This is not decisive, however. Obviously the doubled b and f-pawns are not great for Black, but White’s passed d-pawn can still cause some headaches.
21.Rd1 getting the rook more active and defending the d-pawn, 21…f5 grabbing more space and exerting control over the e4 and g4 squares.
22.Qe3 Qf6. 23.d5 This is a really nice idea (if you can call computer thinking ‘having ideas’) by White. Black’s knight is immediately attacked and the queenside weaknesses are exposed. There is no one defending the pawn on b6. The b7 pawn will fall after that.
23…Rxd5 24.Rxd5 exd5. Deep Blue plays a sort of odd-looking move. It doesn’t take immediately on b6 but plays 25.b3 to get the pawn out of the black queen’s sights.
25…Kh8 26.Qxb6 Rg8. Black is now counterattacking, the ruined pawn structure doesn’t look so bad for Black now that the rook is lasering down the b-file. 27.Qc5 and White will hope to pick off Black’s weaknesses.
It’s still a dead equal position.
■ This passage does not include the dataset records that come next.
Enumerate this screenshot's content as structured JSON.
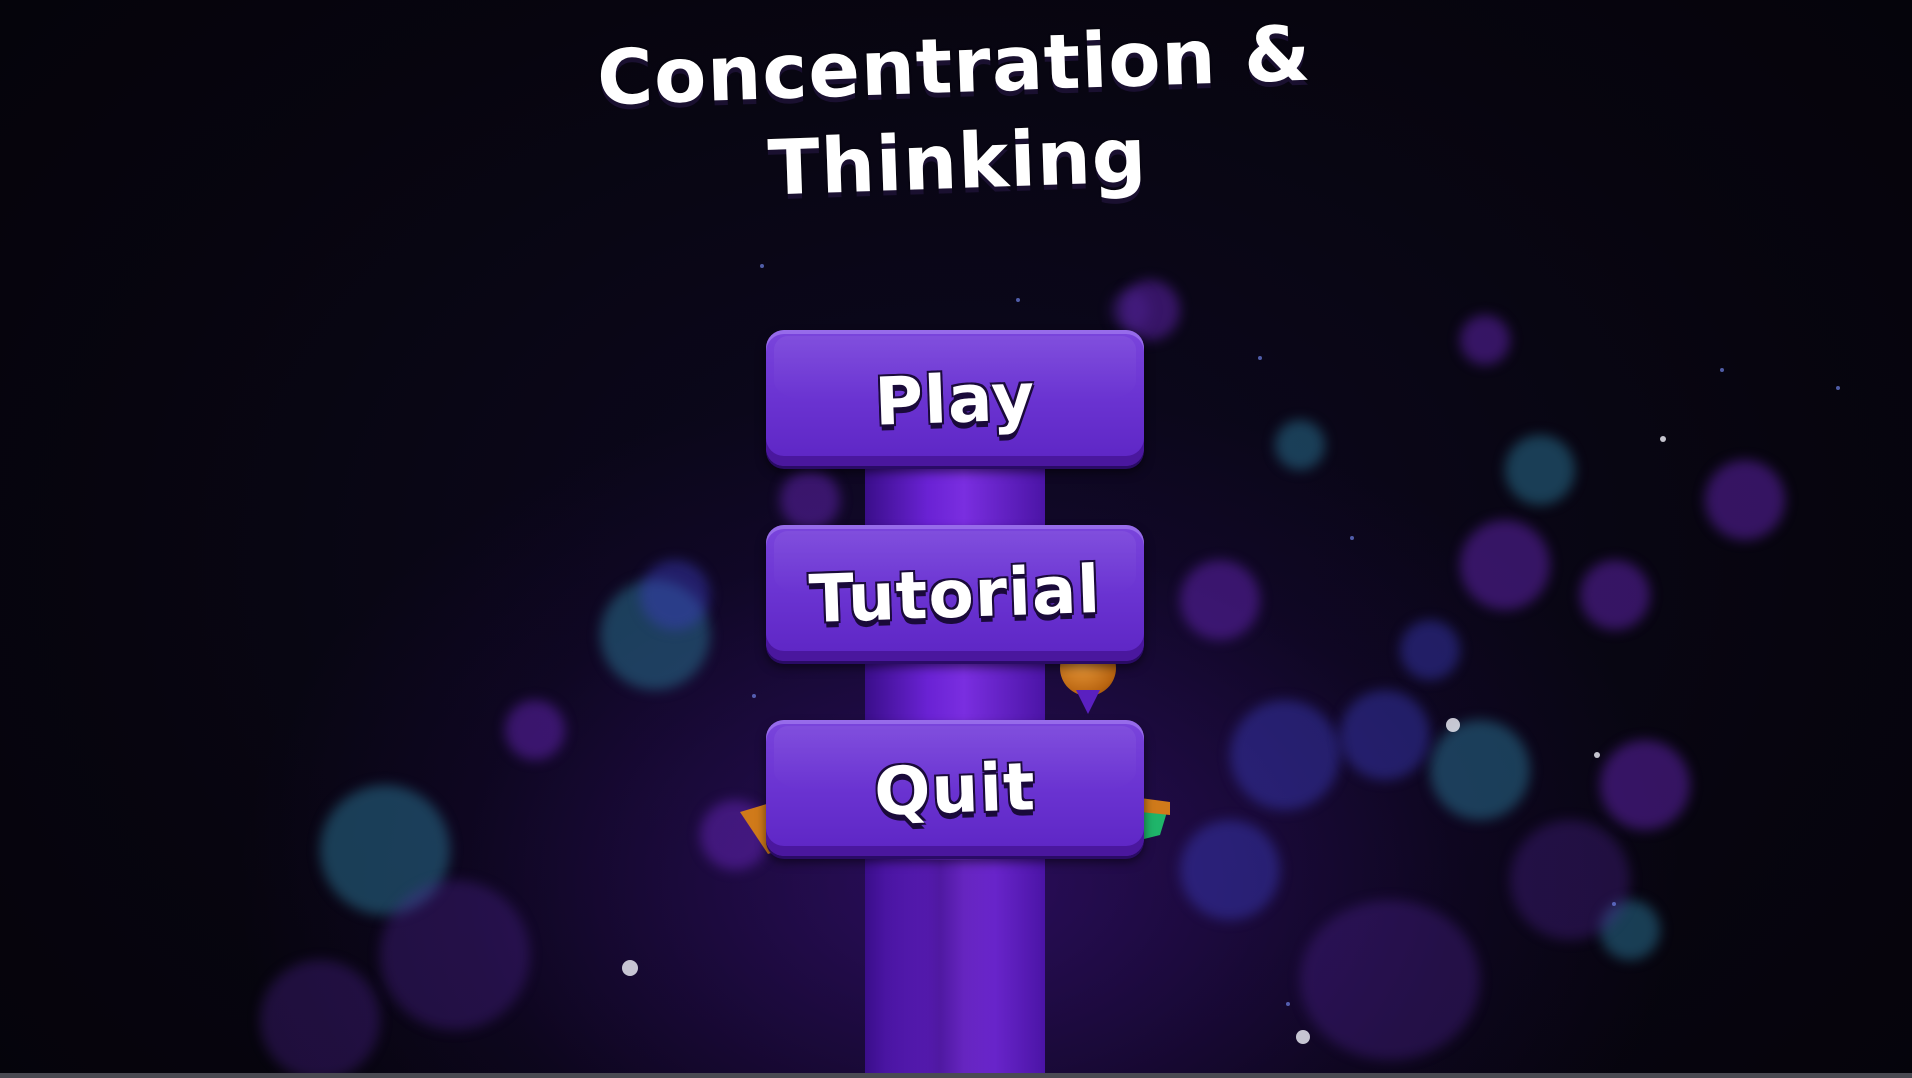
{
  "game": {
    "title_line1": "Concentration &",
    "title_line2": "Thinking"
  },
  "menu": {
    "play_label": "Play",
    "tutorial_label": "Tutorial",
    "quit_label": "Quit"
  },
  "colors": {
    "button_fill": "#6b34d2",
    "button_shadow": "#4a179e",
    "pillar": "#6a22d4",
    "platform_green": "#1fb56a",
    "platform_orange": "#d07a1a",
    "ball": "#c8701a",
    "background": "#06040d"
  }
}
27…d4 Kasparov’s first real mistake. Now 28.Nd6 and the knight simultaneously hits f5 (along with the queen) and b7. 28…f4 to try to create active counterplay, but the cold, calculating mind (chip?) of Deep Blue shows no bother, 29.Nxb7. 29…Ne5 30.Qd5 f3 31.g3 Nd3 32. Rc7 and now the rook is on the seventh rank, and the queen is staring at the f7 pawn with it.
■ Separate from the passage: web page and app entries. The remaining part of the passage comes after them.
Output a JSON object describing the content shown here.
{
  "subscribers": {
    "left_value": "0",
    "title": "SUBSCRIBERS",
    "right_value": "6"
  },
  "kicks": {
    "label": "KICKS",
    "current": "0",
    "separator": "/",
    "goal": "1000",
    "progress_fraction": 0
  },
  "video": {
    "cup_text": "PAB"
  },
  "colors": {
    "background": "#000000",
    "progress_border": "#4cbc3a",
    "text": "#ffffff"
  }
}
32…Re8 33.Nd6 Re8+ 34.Kh2 Nxf2 Black has mate in one on the next move!
It’s a shame for Kasparov, he is one move away from delivering mate. It’s enough to make anyone feel scared in an endgame, except a computer.
35.Nxf7+ If 35…Qxf7 sacrificing the queen in hopes of White taking the queen it does not work, as 36.Qd8+ Kg7, White can capture the Queen with rook with check, and move the king around the board with checks until it picks up one of the pieces threatening mate.
35…Kg7 36.Ng5+ 36.Kh6 37.Kh7+ and Kasparov resigns, making him the first reigning world champion and, at that point, best player to ever play the game, to lose to a computer.
No point in fighting on. 37.Kg6 38.Qg8+ Kf5 and 39.Nxf3 eliminates Black’s mate in one, which he had maintained since move 34.
Delve deeper into the Alapin with The High Pressure Alapin Sicilian.
The Alapin variation is considered solid and practical, and is the third most common reply to the Sicilian Defense.
2…d5 and 2…Nf3 are considered the main line responses. It is important to not play a move such as 2…Nc6 in order to prevent White from establishing an ideal pawn center.
The Alapin arises after 1.e4 c5 2.c3. The idea is to prepare a central pawn push with d4 and fight for the center.
An Anti-Sicilian is a response to the Sicilian Defense that opts for a move other than 2.Nf3 (known as the Open Sicilian) Examples include the Closed Sicilian, Grand Prix Attack, and the Smith-Morra Gambit. By declining to play a mainline Sicilian, Black is playing a bit by White’s rules, and thus cannot enter into derivations of the Open Sicilian such as the Accelerated Dragon.
Black should counter in the center immediately by attacking White’s e-pawn, thereby preventing White from establishing an ideal pawn center.